WASHINGTON, DC - House Energy and Commerce Committee Chairman Fred Upton (R-MI) expressed concern today with a government watchdog’s latest report to committee leadership on Department of Energy safety reforms at the nation’s most sensitive nuclear storage sites and laboratories. The Government Accountability Office report, “Nuclear Safety: DOE Needs to Determine the Costs and Benefits of Its Safety Reform Effort,” finds that while DOE significantly cut its safety directives to combat duplication, the agency did not first determine whether the directives it planned to revise were indeed burdensome or costly and would impact security procedures.

According to GAO, “DOE reduced the number of safety directives from 80 to 42, and for some of the directives DOE maintained, it made extensive revisions. … The benefits of DOE’s reform effort are not clear. DOE intended to enhance productivity and reduce costs while maintaining safety, but DOE did not determine how the original requirements contained in safety directives impaired productivity or added costs before undertaking the reform effort.”

GAO reports the National Labs could not provide specific examples of safety requirements that were burdensome nor could the labs explain how burdensome requirements affect productivity and costs.  A National Nuclear Security Administration (NNSA) study also found that the original safety requirements did not place an undue burden on contractors. In the meantime, GAO notes that quality assurance and safety culture issues persist, and that increased coordination of site office management and DOE’s Independent Oversight Staff raises concerns whether the staff is sufficiently independent to provide the Secretary and NNSA management a critical review of safety at DOE’s sites.
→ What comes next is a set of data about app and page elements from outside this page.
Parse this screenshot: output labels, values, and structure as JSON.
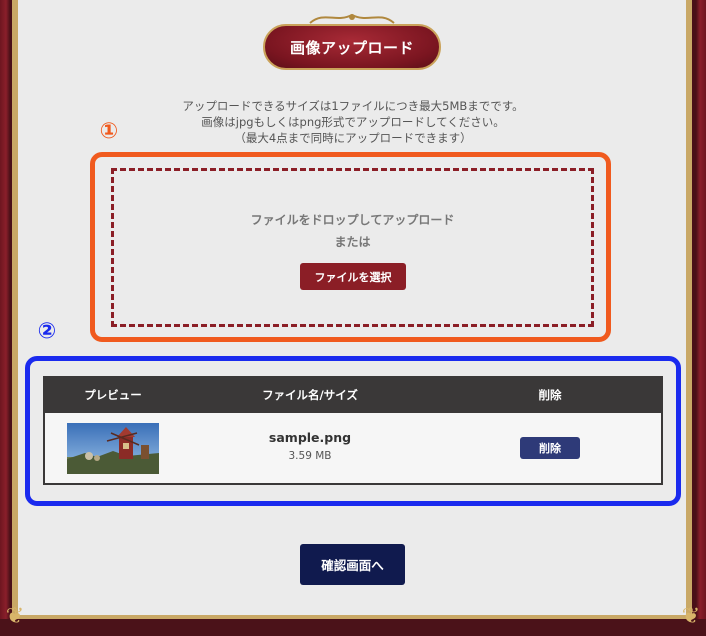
{
  "header": {
    "title": "画像アップロード"
  },
  "info": {
    "line1": "アップロードできるサイズは1ファイルにつき最大5MBまでです。",
    "line2": "画像はjpgもしくはpng形式でアップロードしてください。",
    "line3": "（最大4点まで同時にアップロードできます）"
  },
  "markers": {
    "one": "①",
    "two": "②"
  },
  "dropzone": {
    "line1": "ファイルをドロップしてアップロード",
    "line2": "または",
    "select_label": "ファイルを選択"
  },
  "table": {
    "headers": {
      "preview": "プレビュー",
      "name": "ファイル名/サイズ",
      "delete": "削除"
    },
    "rows": [
      {
        "name": "sample.png",
        "size": "3.59 MB",
        "delete_label": "削除"
      }
    ]
  },
  "footer": {
    "confirm_label": "確認画面へ"
  },
  "colors": {
    "accent_orange": "#f05a1e",
    "accent_blue": "#1a2aee",
    "brand_red": "#8b1e26",
    "navy": "#101a4e"
  }
}
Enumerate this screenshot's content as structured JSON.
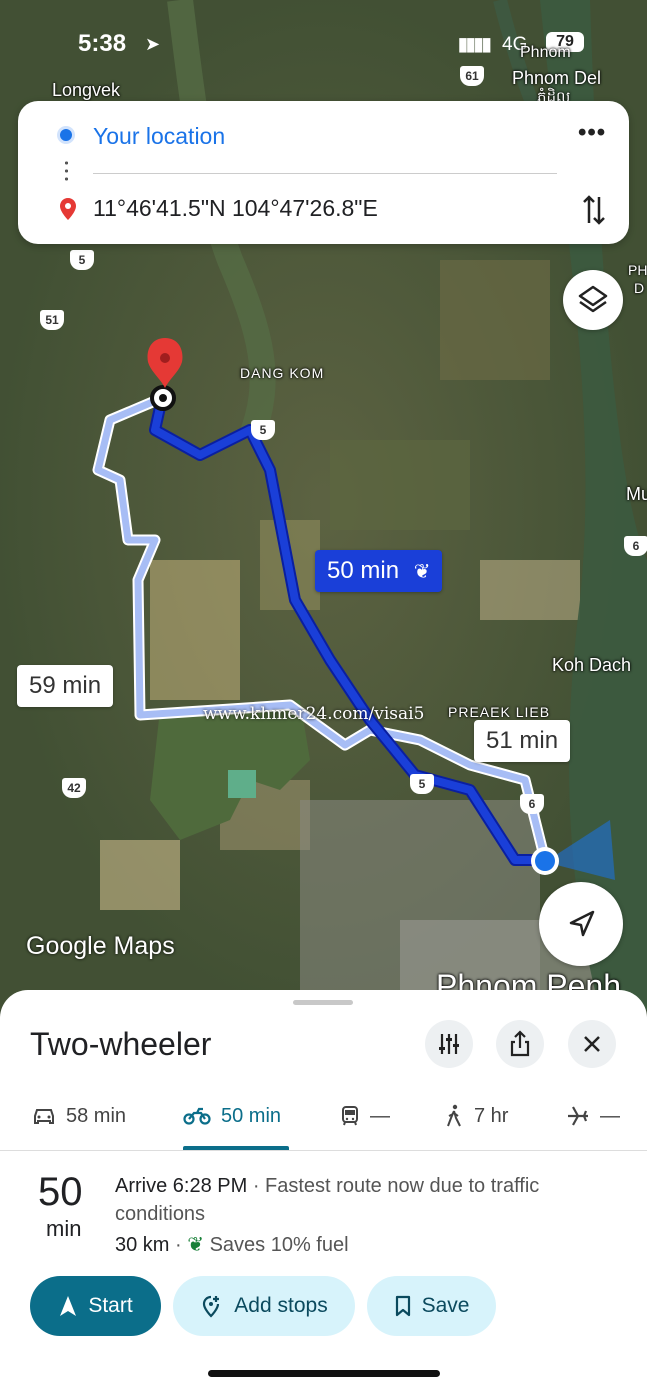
{
  "status_bar": {
    "time": "5:38",
    "network": "4G",
    "battery": "79"
  },
  "search": {
    "origin": "Your location",
    "destination": "11°46'41.5\"N 104°47'26.8\"E"
  },
  "map": {
    "places": {
      "longvek": "Longvek",
      "phnom_del": "Phnom Del",
      "phnom_del_khmer": "ភ្នំដិល",
      "phnom_top": "Phnom",
      "dang_kom": "DANG KOM",
      "koh_dach": "Koh Dach",
      "preaek_lieb": "PREAEK LIEB",
      "edge_ph": "PH",
      "edge_d": "D",
      "edge_mu": "Mu",
      "phnom_penh": "Phnom Penh"
    },
    "road_shields": {
      "r61": "61",
      "r5a": "5",
      "r51": "51",
      "r5b": "5",
      "r6a": "6",
      "r42": "42",
      "r5c": "5",
      "r6b": "6"
    },
    "route_times": {
      "main": "50 min",
      "alt1": "59 min",
      "alt2": "51 min"
    },
    "watermark": "www.khmer24.com/visai5",
    "logo": "Google Maps",
    "colors": {
      "main_route": "#1a3fd8",
      "alt_route": "#a7bdf5",
      "destination_pin": "#e53935",
      "origin_dot": "#1a73e8"
    }
  },
  "sheet": {
    "title": "Two-wheeler",
    "tabs": [
      {
        "icon": "car-icon",
        "label": "58 min"
      },
      {
        "icon": "motorcycle-icon",
        "label": "50 min"
      },
      {
        "icon": "transit-icon",
        "label": "—"
      },
      {
        "icon": "walk-icon",
        "label": "7 hr"
      },
      {
        "icon": "flight-icon",
        "label": "—"
      }
    ],
    "active_tab": "50 min",
    "duration_num": "50",
    "duration_unit": "min",
    "arrive": "Arrive 6:28 PM",
    "summary": " · Fastest route now due to traffic conditions",
    "distance": "30 km",
    "fuel_saving": "Saves 10% fuel",
    "buttons": {
      "start": "Start",
      "add_stops": "Add stops",
      "save": "Save"
    },
    "accent": "#0b6e8a"
  }
}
Given the long history of DOE’s management challenges and the grave safety and security risks within the nuclear weapons complex, the committee has been examining whether DOE’s reform efforts would continue to ensure and sustain the safety and security-related improvements implemented over the past decade. The committee wants to ensure that DOE and management remain aware of lessons from past incidents and management failures, and not rush reforms that may undercut strong federal oversight of contractors.

The GAO report concludes, “It is also unclear how revising safety directives will address past and recurring safety concerns with quality assurance, safety culture, and federal oversight of contractor activities that we and others have identified over the years.  Many of the directives DOE revised were originally developed to correct problems in these areas. In revising these directives, DOE could be undermining hard-won progress over the years in safety performance at its sites.”

Chairman Upton stated, “The GAO’s findings underscore how important it is for the Energy and Commerce Committee to continue our bipartisan scrutiny of safety and security at DOE and the Nuclear Weapons Complex. We must not forget the failures of the recent past, which this committee helped expose, but ensure the right lessons are drawn from these failures as we seek to ensure appropriate reform efforts going forward. This is a matter of critical national security, and the security at these sensitive sites must remain airtight. We will continue monitoring the activities at DOE and NNSA and plan to hold a hearing this summer.”

The full GAO report can be found HERE.